The recent post about Microserfs and the early days of the internet got me thinking about another back-in-the-day cultural turning-point: the dawning of the Simpsons. The Simpsons era, of course, predates the internet. The show has been going on for so long that the original Christmas pilot episode aired when Ronald Reagan (!) was still in office. It’s been going on for so long that an episode from the show’s second season revolved around the premise that Homer is the only person in Springfield who has cable TV (at the time, yes, this required some suspension of disbelief… but still). The show has been going on for so long that I watched the early episodes on a black-and-white TV in the basement of our technologically-challenged home (perhaps this requires an even bigger suspension of disbelief).
Today, there are 486 episodes of the show, spanning 22 seasons… and probably three quarters of these I have yet to see. But, for the first few seasons, it was difficult to overstate the significance of Sunday night, 8 o’clock— you could actually feel the cultural ground shifting under your feet. The thing is that TV and pop culture had landed in an all-time rut by the late 80s: there was just nothing subversive at all in mainstream entertainment that echoed the kind of cynical humor deployed by my circle of teenage friends. Even Letterman and Moonlighting (which were not all that incendiary to begin with) had become (respectively) routine and defunct by that point. And so C&C Music Factory had come to rule the planet. It had gotten so bad that, as a 15 year-old, I had actually stopped watching TV entirely, an unexpected reduction from the approximate six hours per day I had been taking in just a few years earlier.
Coming from this position of total disinterest, I can still remember the peculiar thrill of watching an early Simpsons and noticing that, among a lynchmob of townspeople assembled to attack Bart, there was inexplicably a debauched clown in the group (Krusty, of course). This was exactly the sort of random, irreverent non sequitur that had been so conspicuously absent in the existing paradigm where every joke on every show presented itself with a deadening whiff of familiarity: “have no fear, this joke derives an established tradition of humor and thereby resembles a joke you’ve seen on some other show before.” In this sense, the Simpsons really did feel like a weird harbinger of the internet and its democratizing effect: it was the first instance I could remember of the type of disaffected, Gen-X humor used by people around me bubbling up into mass entertainment and suddenly appearing onscreen.
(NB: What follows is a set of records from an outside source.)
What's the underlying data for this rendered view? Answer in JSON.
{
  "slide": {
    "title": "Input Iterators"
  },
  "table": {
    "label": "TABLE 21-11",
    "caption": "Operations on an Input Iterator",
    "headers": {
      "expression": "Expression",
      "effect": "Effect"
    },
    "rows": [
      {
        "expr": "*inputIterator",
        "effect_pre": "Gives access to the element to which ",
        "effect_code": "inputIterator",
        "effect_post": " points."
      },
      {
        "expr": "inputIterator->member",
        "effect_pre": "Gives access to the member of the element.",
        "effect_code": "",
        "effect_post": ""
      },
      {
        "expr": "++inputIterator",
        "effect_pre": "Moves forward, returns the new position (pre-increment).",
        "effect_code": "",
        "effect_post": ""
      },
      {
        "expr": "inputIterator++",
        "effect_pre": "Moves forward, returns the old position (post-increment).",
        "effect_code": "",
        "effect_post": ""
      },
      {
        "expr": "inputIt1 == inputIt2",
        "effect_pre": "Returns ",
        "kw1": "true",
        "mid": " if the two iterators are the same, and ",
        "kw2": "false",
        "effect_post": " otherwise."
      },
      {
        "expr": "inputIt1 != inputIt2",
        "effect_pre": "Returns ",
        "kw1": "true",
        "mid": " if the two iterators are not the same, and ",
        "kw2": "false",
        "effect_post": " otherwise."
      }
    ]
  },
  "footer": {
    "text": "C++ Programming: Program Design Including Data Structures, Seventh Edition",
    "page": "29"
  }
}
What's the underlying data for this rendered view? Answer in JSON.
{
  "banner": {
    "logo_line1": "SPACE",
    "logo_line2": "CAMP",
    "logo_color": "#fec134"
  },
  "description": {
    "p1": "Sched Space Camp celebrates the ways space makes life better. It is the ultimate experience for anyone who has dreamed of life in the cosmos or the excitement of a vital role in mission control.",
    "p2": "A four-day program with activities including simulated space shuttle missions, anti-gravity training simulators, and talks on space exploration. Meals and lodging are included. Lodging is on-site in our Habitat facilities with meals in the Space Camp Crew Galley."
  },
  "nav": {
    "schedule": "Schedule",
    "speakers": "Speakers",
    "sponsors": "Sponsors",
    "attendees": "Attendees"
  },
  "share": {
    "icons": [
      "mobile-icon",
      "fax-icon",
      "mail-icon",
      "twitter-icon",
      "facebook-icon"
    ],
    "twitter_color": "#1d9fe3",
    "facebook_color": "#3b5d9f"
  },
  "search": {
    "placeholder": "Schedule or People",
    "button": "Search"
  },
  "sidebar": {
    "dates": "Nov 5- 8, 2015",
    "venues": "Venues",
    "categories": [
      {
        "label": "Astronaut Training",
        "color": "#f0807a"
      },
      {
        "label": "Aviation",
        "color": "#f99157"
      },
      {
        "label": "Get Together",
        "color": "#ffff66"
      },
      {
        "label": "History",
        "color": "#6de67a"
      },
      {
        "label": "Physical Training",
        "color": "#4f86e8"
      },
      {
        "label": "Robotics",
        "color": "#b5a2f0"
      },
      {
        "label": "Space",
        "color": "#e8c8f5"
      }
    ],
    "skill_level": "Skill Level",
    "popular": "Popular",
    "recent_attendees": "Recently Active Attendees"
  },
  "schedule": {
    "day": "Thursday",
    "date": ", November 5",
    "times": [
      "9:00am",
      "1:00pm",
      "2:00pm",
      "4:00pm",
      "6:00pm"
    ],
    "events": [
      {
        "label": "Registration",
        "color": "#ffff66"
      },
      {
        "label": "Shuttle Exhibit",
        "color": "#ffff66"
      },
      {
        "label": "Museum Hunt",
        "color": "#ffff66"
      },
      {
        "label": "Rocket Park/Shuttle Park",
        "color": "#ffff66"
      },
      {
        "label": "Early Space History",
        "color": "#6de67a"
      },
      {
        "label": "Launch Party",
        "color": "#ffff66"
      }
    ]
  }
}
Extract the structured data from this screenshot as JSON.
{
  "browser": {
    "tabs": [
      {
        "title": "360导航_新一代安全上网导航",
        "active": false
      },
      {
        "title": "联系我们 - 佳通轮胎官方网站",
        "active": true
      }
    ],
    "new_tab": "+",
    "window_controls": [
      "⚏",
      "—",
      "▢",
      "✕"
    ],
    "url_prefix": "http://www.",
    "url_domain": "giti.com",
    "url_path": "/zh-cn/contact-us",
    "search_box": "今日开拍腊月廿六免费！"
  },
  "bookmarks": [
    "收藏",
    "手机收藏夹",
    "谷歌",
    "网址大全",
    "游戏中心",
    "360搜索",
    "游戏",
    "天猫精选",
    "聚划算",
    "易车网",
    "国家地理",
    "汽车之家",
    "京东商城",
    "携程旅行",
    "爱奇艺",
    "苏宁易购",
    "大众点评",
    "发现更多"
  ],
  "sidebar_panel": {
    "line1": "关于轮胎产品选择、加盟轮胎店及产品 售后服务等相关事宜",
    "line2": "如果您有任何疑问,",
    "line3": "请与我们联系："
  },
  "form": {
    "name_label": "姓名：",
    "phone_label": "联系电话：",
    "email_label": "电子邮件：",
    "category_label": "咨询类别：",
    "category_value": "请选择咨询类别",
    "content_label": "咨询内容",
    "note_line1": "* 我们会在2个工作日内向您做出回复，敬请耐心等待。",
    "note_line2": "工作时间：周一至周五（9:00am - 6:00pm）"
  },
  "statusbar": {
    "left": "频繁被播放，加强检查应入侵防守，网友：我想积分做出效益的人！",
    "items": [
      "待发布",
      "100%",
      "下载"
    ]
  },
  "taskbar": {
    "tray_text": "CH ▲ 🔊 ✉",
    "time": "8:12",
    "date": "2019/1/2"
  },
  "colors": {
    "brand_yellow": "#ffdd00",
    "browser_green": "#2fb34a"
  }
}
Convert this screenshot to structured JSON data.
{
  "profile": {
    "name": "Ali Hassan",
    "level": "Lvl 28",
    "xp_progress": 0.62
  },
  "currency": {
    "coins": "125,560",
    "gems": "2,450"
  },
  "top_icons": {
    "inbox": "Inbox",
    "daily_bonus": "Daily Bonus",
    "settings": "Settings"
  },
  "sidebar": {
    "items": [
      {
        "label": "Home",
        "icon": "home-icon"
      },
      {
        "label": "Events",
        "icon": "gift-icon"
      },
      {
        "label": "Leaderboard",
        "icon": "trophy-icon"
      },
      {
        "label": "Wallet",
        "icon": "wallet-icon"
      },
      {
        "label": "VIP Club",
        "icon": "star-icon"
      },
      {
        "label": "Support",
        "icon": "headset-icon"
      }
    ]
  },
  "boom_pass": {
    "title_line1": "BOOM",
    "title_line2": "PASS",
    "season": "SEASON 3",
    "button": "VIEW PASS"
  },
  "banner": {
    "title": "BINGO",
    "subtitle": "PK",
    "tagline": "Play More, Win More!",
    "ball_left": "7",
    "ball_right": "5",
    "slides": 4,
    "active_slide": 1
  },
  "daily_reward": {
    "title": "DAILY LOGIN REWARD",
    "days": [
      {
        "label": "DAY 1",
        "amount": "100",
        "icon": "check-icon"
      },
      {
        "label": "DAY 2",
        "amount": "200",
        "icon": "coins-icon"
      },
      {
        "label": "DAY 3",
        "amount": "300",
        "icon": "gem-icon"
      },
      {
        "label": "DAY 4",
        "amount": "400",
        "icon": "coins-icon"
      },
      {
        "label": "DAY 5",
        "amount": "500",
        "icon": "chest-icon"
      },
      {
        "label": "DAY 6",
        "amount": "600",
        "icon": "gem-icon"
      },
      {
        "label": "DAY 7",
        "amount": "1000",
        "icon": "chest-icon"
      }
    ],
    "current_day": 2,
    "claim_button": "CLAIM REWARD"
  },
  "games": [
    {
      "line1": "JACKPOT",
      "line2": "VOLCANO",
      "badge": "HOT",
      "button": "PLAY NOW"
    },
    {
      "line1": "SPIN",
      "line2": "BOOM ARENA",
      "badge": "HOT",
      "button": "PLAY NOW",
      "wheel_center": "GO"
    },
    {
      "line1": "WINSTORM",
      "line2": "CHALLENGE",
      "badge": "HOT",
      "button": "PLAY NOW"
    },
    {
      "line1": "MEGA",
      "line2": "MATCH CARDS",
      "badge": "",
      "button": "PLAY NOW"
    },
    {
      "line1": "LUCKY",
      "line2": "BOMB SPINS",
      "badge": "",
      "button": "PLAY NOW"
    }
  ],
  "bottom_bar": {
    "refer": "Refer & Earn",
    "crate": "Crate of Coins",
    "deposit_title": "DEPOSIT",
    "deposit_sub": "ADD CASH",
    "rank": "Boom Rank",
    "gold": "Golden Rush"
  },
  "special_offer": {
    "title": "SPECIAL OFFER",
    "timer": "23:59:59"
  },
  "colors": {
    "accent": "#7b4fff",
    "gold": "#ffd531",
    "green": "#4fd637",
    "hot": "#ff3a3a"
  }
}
Nowadays, this phenomenon is routine: the ‘humor landscape’ is dominated by memes that start with one or two people, go viral, and eventually become ubiquitous. But, at the time, it felt like some cosmic fissure had must have appeared in order to allow something other than Archie Bunker-style joke sensibility to appear on TV.
I remember reading something about National Lampoon a while aback that claimed that the Lampoon ushered in a new era of American humor. Previously (the article postulated), humor had been based on the Jewish tradition of oy, what a fool am I!. The Lampoon, it went on to argue, moved American humor to a more acerbic, cutting kind of humor descended from English and especially Irish tradition: what a fool are you. I guess that, by the late 80s, this vein failed to reflect the emerging theme of Gen-X humor: what a fool everything is. Maybe the Simpsons signaled a shift to this new mode. Or maybe it just signaled a shift towards humor becoming more responsive to the sensibilities of the society at large.